Activity. What number of lines in the entries hold the string "title"? Answer with it alone.
--- Data ---
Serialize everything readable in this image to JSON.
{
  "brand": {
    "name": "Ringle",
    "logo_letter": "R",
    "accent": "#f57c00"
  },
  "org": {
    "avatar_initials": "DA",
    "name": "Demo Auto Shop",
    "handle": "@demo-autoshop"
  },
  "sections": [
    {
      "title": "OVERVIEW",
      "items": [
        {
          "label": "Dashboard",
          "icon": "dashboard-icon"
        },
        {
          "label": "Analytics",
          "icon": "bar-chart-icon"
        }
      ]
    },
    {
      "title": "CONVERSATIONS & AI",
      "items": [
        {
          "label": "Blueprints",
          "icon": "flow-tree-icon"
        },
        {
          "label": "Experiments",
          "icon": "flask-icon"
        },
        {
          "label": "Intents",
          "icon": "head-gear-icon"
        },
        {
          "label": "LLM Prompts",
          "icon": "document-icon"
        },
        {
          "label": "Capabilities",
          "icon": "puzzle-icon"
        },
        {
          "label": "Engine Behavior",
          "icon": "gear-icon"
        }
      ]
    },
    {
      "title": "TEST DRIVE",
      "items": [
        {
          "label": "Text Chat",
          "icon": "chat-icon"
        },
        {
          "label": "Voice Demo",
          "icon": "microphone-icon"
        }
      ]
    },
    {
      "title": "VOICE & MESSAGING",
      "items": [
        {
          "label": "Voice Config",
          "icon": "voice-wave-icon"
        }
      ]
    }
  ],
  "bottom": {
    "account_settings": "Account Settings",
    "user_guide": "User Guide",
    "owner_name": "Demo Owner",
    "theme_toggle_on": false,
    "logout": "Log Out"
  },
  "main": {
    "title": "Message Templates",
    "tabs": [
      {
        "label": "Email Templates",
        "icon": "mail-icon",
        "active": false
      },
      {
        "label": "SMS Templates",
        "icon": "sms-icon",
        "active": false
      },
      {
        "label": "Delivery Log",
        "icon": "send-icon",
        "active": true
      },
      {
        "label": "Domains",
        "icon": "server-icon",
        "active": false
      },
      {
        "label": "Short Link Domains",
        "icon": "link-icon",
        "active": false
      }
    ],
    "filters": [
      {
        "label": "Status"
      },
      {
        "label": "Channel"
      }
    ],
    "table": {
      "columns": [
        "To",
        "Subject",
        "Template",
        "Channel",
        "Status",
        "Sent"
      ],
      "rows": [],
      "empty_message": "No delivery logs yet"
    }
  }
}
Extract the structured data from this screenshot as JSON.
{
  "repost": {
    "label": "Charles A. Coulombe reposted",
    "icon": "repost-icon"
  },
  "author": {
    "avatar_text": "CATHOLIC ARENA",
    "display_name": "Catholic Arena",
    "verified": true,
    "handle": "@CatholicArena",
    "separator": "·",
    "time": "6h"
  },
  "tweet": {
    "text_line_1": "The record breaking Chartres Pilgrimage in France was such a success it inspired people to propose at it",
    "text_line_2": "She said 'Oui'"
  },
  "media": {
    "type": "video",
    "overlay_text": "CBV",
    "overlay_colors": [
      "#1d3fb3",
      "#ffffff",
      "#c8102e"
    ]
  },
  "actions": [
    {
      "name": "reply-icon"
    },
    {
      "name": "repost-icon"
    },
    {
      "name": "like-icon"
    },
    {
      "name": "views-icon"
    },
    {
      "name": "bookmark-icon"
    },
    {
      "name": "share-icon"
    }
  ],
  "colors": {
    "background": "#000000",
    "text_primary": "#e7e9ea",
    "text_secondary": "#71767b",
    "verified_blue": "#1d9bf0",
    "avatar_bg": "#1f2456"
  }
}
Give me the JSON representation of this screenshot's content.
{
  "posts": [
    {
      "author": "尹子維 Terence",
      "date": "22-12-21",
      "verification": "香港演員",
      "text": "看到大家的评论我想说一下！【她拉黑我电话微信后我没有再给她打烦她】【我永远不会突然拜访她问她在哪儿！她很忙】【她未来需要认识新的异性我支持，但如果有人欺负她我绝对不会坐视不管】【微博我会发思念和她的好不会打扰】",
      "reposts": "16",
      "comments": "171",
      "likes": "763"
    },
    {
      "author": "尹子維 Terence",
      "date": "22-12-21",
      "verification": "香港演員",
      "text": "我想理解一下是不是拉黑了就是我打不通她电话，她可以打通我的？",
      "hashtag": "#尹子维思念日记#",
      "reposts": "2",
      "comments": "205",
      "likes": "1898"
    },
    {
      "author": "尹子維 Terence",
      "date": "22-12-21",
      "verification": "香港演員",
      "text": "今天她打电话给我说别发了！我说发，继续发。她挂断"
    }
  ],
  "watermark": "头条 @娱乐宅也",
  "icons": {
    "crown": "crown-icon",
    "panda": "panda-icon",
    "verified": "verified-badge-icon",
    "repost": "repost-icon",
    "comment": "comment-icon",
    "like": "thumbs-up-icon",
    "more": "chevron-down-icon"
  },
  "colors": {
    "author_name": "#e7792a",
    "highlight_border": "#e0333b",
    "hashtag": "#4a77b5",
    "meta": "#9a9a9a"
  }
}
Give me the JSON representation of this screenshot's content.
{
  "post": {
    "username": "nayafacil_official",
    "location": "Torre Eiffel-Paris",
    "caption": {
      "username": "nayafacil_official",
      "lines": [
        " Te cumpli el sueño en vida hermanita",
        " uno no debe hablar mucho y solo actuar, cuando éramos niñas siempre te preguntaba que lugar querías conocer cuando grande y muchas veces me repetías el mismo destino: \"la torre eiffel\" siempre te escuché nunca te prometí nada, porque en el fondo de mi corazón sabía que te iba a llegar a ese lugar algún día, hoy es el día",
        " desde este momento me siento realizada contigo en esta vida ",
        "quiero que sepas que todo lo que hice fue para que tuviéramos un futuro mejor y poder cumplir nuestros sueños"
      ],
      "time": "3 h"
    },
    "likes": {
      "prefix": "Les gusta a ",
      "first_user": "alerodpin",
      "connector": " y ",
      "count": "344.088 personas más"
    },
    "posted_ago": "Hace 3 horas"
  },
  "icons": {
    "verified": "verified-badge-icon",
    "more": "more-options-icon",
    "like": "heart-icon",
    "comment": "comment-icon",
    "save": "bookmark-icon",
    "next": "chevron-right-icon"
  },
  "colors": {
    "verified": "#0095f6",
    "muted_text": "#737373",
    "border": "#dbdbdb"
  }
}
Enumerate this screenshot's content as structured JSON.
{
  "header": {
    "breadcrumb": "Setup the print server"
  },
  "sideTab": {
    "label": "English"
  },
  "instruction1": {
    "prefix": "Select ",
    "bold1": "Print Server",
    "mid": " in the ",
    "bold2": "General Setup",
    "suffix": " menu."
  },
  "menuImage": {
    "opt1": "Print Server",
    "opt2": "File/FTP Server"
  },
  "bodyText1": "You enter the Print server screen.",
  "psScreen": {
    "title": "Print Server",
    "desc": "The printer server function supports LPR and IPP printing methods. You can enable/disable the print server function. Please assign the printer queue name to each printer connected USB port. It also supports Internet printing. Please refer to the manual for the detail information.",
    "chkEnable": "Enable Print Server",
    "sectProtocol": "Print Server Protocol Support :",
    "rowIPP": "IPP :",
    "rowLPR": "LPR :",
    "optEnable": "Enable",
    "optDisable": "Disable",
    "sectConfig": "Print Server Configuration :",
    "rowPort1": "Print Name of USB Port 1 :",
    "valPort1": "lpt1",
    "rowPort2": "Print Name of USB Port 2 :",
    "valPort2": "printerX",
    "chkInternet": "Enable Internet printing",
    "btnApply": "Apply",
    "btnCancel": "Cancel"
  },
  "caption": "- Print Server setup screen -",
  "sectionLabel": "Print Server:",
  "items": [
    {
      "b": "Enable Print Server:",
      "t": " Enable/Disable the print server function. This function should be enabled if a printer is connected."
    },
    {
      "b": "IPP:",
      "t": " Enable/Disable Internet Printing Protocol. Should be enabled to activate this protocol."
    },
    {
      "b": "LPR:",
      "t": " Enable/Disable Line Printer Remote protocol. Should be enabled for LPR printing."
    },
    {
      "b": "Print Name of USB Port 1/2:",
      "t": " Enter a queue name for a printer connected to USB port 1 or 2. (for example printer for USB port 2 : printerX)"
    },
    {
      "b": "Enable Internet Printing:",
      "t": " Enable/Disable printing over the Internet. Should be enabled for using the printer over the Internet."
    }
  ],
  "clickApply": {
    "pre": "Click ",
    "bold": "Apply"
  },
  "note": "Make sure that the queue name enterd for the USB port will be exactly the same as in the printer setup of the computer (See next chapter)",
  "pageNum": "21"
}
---
Answer for the task. 6